Should Britain continue its controversial £1bln India aid package?
The UK will continue to send more than £1 billion to India over the next four years, despite huge cuts to government spending under London’s Conservative-led coalition government and soaring economic growth in the Asian giant.
Andrew Mitchell, the UK’s international development secretary, told the Financial Times on Monday that Britain’s annual £280 million aid payments to India would not be reduced, in spite of the country’s space ambitions, nuclear energy development, soaring numbers of billionaires and its own aid program to many African nations.
Mitchell’s comments, a day before an official announcement, are likely to infuriate some UK MPs who have seen spending slashed in their constituencies, and those who have called for a reduction in overseas payments as British taxpayers brace for a period of tough austerity measures.
In September, suggestions from Westminster that aid may be reduced sparked a terse response from New Delhi, as Indian officials reportedly mulled rejecting UK support rather than waiting for London to decide whether its slice of the pie would shrink.
British newspapers have questioned financial assistance for a country whose economy is growing at over 8.5 percent with a $31.5 billion defence budget and ambitions to join the U.N. Security Council. Permanent Security Council members Russia and China were told by London last year that continuing to supply aid to them was “not justifiable”.
Yet despite its booming economy and global power aspirations, India still accounts for a large proportion of the world’s poorest people, presenting international donors with a quandary.
“India has more poor people in it than the whole of sub-Saharan Africa. If you’re going to achieve the [UN] millennium development goals, you have to make big progress in India,” Mitchell told the Financial Times.

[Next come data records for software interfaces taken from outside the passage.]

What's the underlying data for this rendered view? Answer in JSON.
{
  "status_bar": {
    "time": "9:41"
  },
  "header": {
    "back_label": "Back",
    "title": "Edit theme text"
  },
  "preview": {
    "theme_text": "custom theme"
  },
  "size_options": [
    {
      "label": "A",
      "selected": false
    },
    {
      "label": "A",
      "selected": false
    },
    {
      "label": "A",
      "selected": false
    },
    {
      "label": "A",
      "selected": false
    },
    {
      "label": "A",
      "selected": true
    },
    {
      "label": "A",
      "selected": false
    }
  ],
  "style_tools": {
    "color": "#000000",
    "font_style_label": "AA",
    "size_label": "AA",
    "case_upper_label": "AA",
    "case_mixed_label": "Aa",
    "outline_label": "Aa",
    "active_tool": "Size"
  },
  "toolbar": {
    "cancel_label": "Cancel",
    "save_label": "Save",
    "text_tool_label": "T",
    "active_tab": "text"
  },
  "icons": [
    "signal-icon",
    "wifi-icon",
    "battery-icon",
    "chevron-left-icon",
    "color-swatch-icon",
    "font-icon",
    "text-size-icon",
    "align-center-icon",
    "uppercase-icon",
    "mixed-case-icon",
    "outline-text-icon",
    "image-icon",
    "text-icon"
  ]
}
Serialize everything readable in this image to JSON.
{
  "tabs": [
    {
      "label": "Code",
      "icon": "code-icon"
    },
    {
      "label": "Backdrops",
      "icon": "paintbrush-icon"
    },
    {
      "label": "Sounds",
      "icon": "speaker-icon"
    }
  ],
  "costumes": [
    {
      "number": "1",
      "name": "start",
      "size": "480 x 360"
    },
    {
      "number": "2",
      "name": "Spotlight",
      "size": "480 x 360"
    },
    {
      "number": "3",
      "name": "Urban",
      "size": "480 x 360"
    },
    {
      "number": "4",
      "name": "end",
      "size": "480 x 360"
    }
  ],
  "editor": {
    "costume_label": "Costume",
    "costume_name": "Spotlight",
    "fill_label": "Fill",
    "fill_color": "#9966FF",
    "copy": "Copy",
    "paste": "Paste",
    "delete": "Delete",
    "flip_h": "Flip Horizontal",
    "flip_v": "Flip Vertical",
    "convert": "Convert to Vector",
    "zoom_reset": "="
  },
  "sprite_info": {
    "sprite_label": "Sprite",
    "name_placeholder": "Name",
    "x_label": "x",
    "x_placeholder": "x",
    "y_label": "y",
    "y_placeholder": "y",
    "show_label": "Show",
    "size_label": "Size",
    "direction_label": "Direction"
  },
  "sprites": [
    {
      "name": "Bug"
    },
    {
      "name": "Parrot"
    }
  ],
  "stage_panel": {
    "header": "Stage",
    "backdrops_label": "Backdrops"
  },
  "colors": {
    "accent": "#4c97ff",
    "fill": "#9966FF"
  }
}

But should India need cash from British taxpayers to protect the poorest in its society, and could the UK’s overseas aid be better spent elsewhere?